### Task instructions
Exclude all pictures, then restate the entries below word for word.

(Stored records)
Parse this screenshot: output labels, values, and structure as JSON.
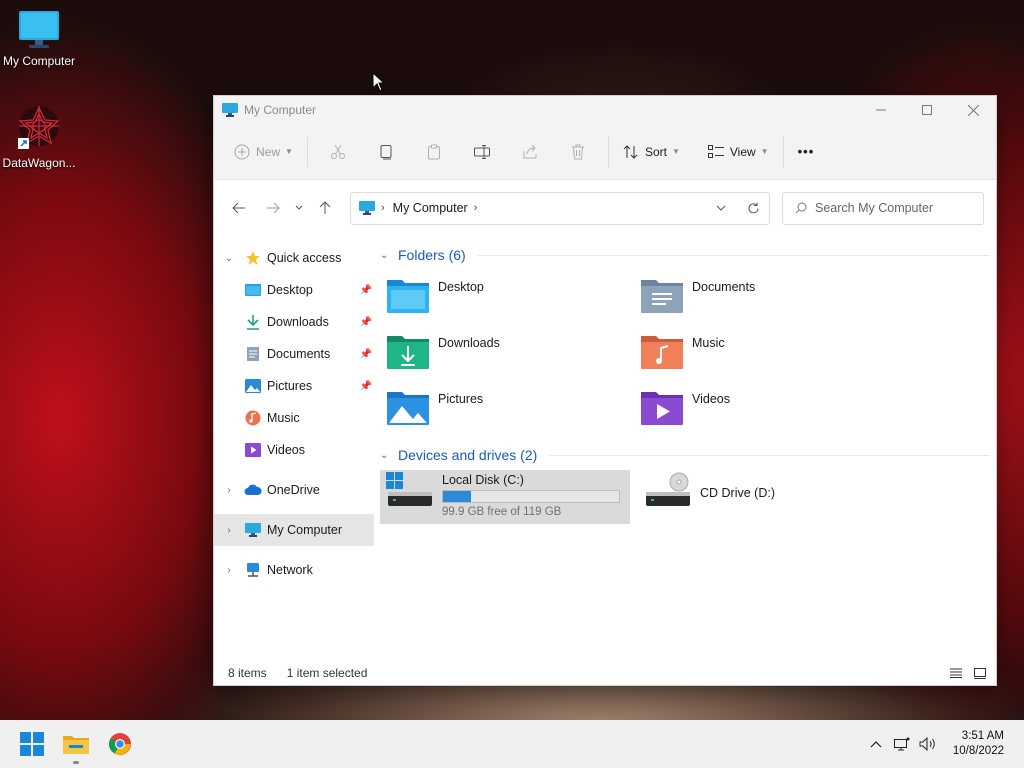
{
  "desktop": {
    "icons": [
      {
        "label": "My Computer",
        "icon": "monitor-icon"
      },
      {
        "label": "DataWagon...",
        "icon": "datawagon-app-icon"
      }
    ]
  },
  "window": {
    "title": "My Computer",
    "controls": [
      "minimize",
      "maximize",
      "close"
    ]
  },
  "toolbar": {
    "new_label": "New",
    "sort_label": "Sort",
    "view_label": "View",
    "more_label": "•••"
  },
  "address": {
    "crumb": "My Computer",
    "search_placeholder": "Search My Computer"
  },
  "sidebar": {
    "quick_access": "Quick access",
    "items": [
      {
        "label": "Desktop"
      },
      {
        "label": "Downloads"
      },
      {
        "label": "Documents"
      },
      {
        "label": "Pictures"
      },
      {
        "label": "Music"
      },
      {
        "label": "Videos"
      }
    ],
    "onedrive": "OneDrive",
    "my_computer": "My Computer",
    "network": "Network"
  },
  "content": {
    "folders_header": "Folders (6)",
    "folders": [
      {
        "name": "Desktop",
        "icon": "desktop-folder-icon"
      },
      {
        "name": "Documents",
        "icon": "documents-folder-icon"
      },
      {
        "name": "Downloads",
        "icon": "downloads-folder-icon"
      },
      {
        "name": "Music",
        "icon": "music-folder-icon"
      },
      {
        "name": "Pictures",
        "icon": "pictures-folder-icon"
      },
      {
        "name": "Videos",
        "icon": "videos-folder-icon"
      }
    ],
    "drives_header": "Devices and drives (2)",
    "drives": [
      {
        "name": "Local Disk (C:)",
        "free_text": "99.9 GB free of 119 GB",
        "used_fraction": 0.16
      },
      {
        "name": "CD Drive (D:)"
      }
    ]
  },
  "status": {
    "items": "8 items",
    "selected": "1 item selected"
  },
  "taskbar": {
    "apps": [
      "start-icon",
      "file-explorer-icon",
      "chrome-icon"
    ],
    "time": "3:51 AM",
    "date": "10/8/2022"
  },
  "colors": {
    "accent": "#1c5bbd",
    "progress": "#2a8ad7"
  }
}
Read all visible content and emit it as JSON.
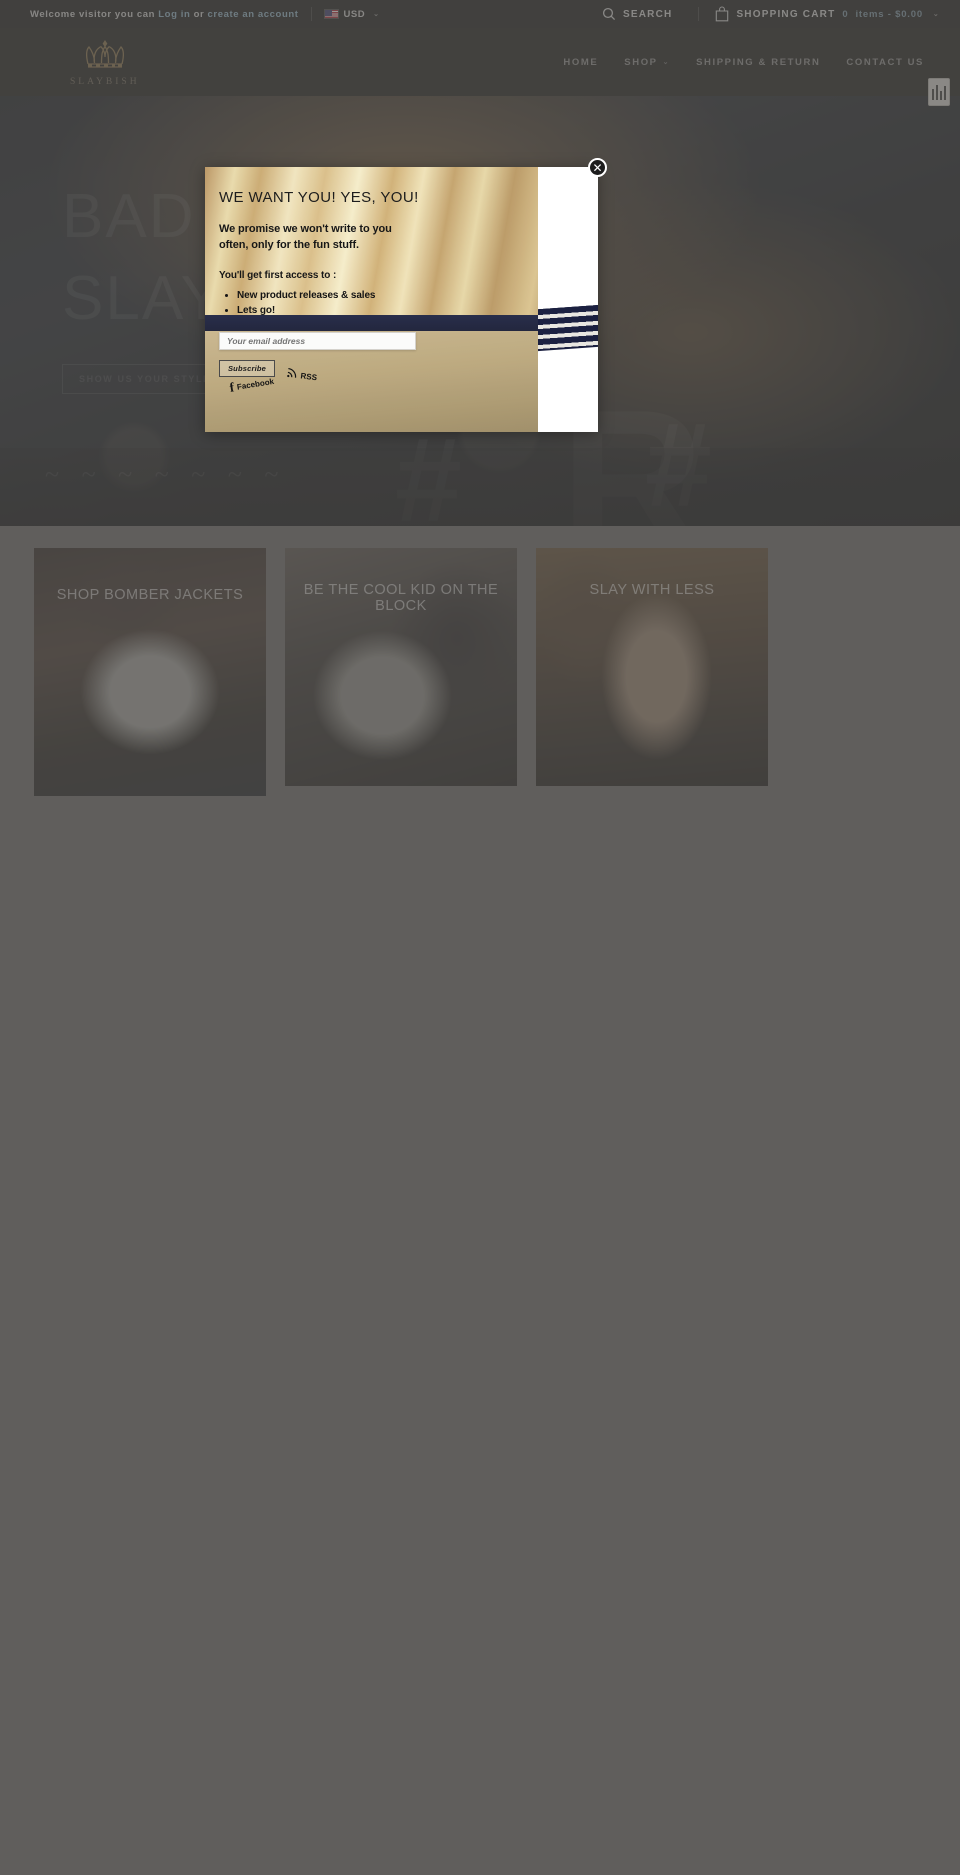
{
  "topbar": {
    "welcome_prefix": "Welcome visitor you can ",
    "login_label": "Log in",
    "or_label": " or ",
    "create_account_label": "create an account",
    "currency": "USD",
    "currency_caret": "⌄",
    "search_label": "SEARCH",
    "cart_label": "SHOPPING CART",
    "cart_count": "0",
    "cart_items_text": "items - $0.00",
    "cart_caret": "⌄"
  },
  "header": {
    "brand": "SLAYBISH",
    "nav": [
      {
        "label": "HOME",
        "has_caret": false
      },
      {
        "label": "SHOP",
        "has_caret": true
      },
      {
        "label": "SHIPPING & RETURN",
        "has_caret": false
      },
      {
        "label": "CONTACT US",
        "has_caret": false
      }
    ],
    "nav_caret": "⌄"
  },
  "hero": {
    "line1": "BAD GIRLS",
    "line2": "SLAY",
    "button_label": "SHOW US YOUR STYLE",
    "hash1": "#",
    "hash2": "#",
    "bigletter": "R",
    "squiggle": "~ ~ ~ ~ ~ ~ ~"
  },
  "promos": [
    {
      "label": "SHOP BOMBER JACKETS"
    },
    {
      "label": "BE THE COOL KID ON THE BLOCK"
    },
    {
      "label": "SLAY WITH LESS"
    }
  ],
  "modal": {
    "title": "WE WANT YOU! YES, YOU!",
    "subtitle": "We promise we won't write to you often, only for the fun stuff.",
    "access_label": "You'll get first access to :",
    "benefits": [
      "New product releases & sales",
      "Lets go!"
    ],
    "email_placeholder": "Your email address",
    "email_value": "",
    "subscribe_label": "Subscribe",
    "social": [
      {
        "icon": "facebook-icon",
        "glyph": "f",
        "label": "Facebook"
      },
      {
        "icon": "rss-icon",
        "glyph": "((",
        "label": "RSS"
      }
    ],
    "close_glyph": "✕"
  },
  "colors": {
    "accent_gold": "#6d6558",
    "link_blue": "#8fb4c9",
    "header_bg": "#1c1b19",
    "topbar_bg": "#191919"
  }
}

### Finished exercise
Parse this screenshot: output labels, values, and structure as JSON.
{
  "desktop": {
    "icons": [
      {
        "label": "My Computer",
        "icon": "monitor-icon"
      },
      {
        "label": "DataWagon...",
        "icon": "datawagon-app-icon"
      }
    ]
  },
  "window": {
    "title": "My Computer",
    "controls": [
      "minimize",
      "maximize",
      "close"
    ]
  },
  "toolbar": {
    "new_label": "New",
    "sort_label": "Sort",
    "view_label": "View",
    "more_label": "•••"
  },
  "address": {
    "crumb": "My Computer",
    "search_placeholder": "Search My Computer"
  },
  "sidebar": {
    "quick_access": "Quick access",
    "items": [
      {
        "label": "Desktop"
      },
      {
        "label": "Downloads"
      },
      {
        "label": "Documents"
      },
      {
        "label": "Pictures"
      },
      {
        "label": "Music"
      },
      {
        "label": "Videos"
      }
    ],
    "onedrive": "OneDrive",
    "my_computer": "My Computer",
    "network": "Network"
  },
  "content": {
    "folders_header": "Folders (6)",
    "folders": [
      {
        "name": "Desktop",
        "icon": "desktop-folder-icon"
      },
      {
        "name": "Documents",
        "icon": "documents-folder-icon"
      },
      {
        "name": "Downloads",
        "icon": "downloads-folder-icon"
      },
      {
        "name": "Music",
        "icon": "music-folder-icon"
      },
      {
        "name": "Pictures",
        "icon": "pictures-folder-icon"
      },
      {
        "name": "Videos",
        "icon": "videos-folder-icon"
      }
    ],
    "drives_header": "Devices and drives (2)",
    "drives": [
      {
        "name": "Local Disk (C:)",
        "free_text": "99.9 GB free of 119 GB",
        "used_fraction": 0.16
      },
      {
        "name": "CD Drive (D:)"
      }
    ]
  },
  "status": {
    "items": "8 items",
    "selected": "1 item selected"
  },
  "taskbar": {
    "apps": [
      "start-icon",
      "file-explorer-icon",
      "chrome-icon"
    ],
    "time": "3:51 AM",
    "date": "10/8/2022"
  },
  "colors": {
    "accent": "#1c5bbd",
    "progress": "#2a8ad7"
  }
}
Read all visible content and emit it as JSON.
{
  "topbar": {
    "welcome_prefix": "Welcome visitor you can ",
    "login_label": "Log in",
    "or_label": " or ",
    "create_account_label": "create an account",
    "currency": "USD",
    "currency_caret": "⌄",
    "search_label": "SEARCH",
    "cart_label": "SHOPPING CART",
    "cart_count": "0",
    "cart_items_text": "items - $0.00",
    "cart_caret": "⌄"
  },
  "header": {
    "brand": "SLAYBISH",
    "nav": [
      {
        "label": "HOME",
        "has_caret": false
      },
      {
        "label": "SHOP",
        "has_caret": true
      },
      {
        "label": "SHIPPING & RETURN",
        "has_caret": false
      },
      {
        "label": "CONTACT US",
        "has_caret": false
      }
    ],
    "nav_caret": "⌄"
  },
  "hero": {
    "line1": "BAD GIRLS",
    "line2": "SLAY",
    "button_label": "SHOW US YOUR STYLE",
    "hash1": "#",
    "hash2": "#",
    "bigletter": "R",
    "squiggle": "~ ~ ~ ~ ~ ~ ~"
  },
  "promos": [
    {
      "label": "SHOP BOMBER JACKETS"
    },
    {
      "label": "BE THE COOL KID ON THE BLOCK"
    },
    {
      "label": "SLAY WITH LESS"
    }
  ],
  "modal": {
    "title": "WE WANT YOU! YES, YOU!",
    "subtitle": "We promise we won't write to you often, only for the fun stuff.",
    "access_label": "You'll get first access to :",
    "benefits": [
      "New product releases & sales",
      "Lets go!"
    ],
    "email_placeholder": "Your email address",
    "email_value": "",
    "subscribe_label": "Subscribe",
    "social": [
      {
        "icon": "facebook-icon",
        "glyph": "f",
        "label": "Facebook"
      },
      {
        "icon": "rss-icon",
        "glyph": "((",
        "label": "RSS"
      }
    ],
    "close_glyph": "✕"
  },
  "colors": {
    "accent_gold": "#6d6558",
    "link_blue": "#8fb4c9",
    "header_bg": "#1c1b19",
    "topbar_bg": "#191919"
  }
}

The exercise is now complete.